Task objective> Copy out the entries exactly, from the first line to the last.

Records from a data source
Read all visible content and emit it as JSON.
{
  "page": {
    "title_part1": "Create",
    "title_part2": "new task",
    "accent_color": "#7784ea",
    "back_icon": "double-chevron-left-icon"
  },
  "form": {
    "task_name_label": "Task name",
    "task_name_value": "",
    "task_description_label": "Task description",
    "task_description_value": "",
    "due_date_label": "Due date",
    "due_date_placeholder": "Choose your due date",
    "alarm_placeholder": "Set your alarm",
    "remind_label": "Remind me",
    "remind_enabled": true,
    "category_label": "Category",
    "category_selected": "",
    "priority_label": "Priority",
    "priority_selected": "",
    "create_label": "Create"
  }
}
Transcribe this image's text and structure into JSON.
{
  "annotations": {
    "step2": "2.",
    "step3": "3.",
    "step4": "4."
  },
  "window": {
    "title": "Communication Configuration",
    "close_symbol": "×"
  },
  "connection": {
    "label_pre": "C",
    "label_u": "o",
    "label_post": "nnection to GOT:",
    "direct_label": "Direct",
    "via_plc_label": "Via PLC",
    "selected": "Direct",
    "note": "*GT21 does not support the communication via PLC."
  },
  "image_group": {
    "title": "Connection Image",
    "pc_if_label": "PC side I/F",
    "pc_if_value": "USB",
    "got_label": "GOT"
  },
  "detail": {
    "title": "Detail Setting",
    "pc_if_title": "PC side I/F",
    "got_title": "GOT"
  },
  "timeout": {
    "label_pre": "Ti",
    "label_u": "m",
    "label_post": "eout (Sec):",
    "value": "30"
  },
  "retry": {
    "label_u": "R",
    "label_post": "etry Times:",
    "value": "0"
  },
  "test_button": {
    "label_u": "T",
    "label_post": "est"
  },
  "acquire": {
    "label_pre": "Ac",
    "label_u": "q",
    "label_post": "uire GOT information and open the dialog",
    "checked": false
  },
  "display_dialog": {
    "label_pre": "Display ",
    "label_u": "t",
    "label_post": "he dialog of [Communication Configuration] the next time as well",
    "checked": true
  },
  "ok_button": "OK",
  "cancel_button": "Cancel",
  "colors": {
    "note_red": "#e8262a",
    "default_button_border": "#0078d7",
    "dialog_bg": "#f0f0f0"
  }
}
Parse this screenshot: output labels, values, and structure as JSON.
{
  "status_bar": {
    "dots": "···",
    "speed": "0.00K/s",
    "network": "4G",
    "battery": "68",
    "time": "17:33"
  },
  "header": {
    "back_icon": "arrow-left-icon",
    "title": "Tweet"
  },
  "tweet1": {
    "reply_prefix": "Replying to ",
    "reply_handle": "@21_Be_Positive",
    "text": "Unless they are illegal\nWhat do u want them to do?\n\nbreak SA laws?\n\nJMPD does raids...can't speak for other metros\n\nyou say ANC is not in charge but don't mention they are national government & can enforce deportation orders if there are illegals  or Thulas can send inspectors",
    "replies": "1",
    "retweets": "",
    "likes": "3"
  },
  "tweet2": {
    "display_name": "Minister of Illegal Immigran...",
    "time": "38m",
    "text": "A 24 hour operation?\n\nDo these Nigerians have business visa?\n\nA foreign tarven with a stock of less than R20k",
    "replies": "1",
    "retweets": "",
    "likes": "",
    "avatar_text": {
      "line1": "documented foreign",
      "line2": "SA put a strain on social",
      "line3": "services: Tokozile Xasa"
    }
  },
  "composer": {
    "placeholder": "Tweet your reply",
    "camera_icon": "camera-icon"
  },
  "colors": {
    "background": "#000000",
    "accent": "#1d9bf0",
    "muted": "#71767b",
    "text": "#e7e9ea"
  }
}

Response for this exercise>
Read all visible content and emit it as JSON.
{
  "page": {
    "title_part1": "Create",
    "title_part2": "new task",
    "accent_color": "#7784ea",
    "back_icon": "double-chevron-left-icon"
  },
  "form": {
    "task_name_label": "Task name",
    "task_name_value": "",
    "task_description_label": "Task description",
    "task_description_value": "",
    "due_date_label": "Due date",
    "due_date_placeholder": "Choose your due date",
    "alarm_placeholder": "Set your alarm",
    "remind_label": "Remind me",
    "remind_enabled": true,
    "category_label": "Category",
    "category_selected": "",
    "priority_label": "Priority",
    "priority_selected": "",
    "create_label": "Create"
  }
}
Transcribe this image's text and structure into JSON.
{
  "annotations": {
    "step2": "2.",
    "step3": "3.",
    "step4": "4."
  },
  "window": {
    "title": "Communication Configuration",
    "close_symbol": "×"
  },
  "connection": {
    "label_pre": "C",
    "label_u": "o",
    "label_post": "nnection to GOT:",
    "direct_label": "Direct",
    "via_plc_label": "Via PLC",
    "selected": "Direct",
    "note": "*GT21 does not support the communication via PLC."
  },
  "image_group": {
    "title": "Connection Image",
    "pc_if_label": "PC side I/F",
    "pc_if_value": "USB",
    "got_label": "GOT"
  },
  "detail": {
    "title": "Detail Setting",
    "pc_if_title": "PC side I/F",
    "got_title": "GOT"
  },
  "timeout": {
    "label_pre": "Ti",
    "label_u": "m",
    "label_post": "eout (Sec):",
    "value": "30"
  },
  "retry": {
    "label_u": "R",
    "label_post": "etry Times:",
    "value": "0"
  },
  "test_button": {
    "label_u": "T",
    "label_post": "est"
  },
  "acquire": {
    "label_pre": "Ac",
    "label_u": "q",
    "label_post": "uire GOT information and open the dialog",
    "checked": false
  },
  "display_dialog": {
    "label_pre": "Display ",
    "label_u": "t",
    "label_post": "he dialog of [Communication Configuration] the next time as well",
    "checked": true
  },
  "ok_button": "OK",
  "cancel_button": "Cancel",
  "colors": {
    "note_red": "#e8262a",
    "default_button_border": "#0078d7",
    "dialog_bg": "#f0f0f0"
  }
}
Parse this screenshot: output labels, values, and structure as JSON.
{
  "status_bar": {
    "dots": "···",
    "speed": "0.00K/s",
    "network": "4G",
    "battery": "68",
    "time": "17:33"
  },
  "header": {
    "back_icon": "arrow-left-icon",
    "title": "Tweet"
  },
  "tweet1": {
    "reply_prefix": "Replying to ",
    "reply_handle": "@21_Be_Positive",
    "text": "Unless they are illegal\nWhat do u want them to do?\n\nbreak SA laws?\n\nJMPD does raids...can't speak for other metros\n\nyou say ANC is not in charge but don't mention they are national government & can enforce deportation orders if there are illegals  or Thulas can send inspectors",
    "replies": "1",
    "retweets": "",
    "likes": "3"
  },
  "tweet2": {
    "display_name": "Minister of Illegal Immigran...",
    "time": "38m",
    "text": "A 24 hour operation?\n\nDo these Nigerians have business visa?\n\nA foreign tarven with a stock of less than R20k",
    "replies": "1",
    "retweets": "",
    "likes": "",
    "avatar_text": {
      "line1": "documented foreign",
      "line2": "SA put a strain on social",
      "line3": "services: Tokozile Xasa"
    }
  },
  "composer": {
    "placeholder": "Tweet your reply",
    "camera_icon": "camera-icon"
  },
  "colors": {
    "background": "#000000",
    "accent": "#1d9bf0",
    "muted": "#71767b",
    "text": "#e7e9ea"
  }
}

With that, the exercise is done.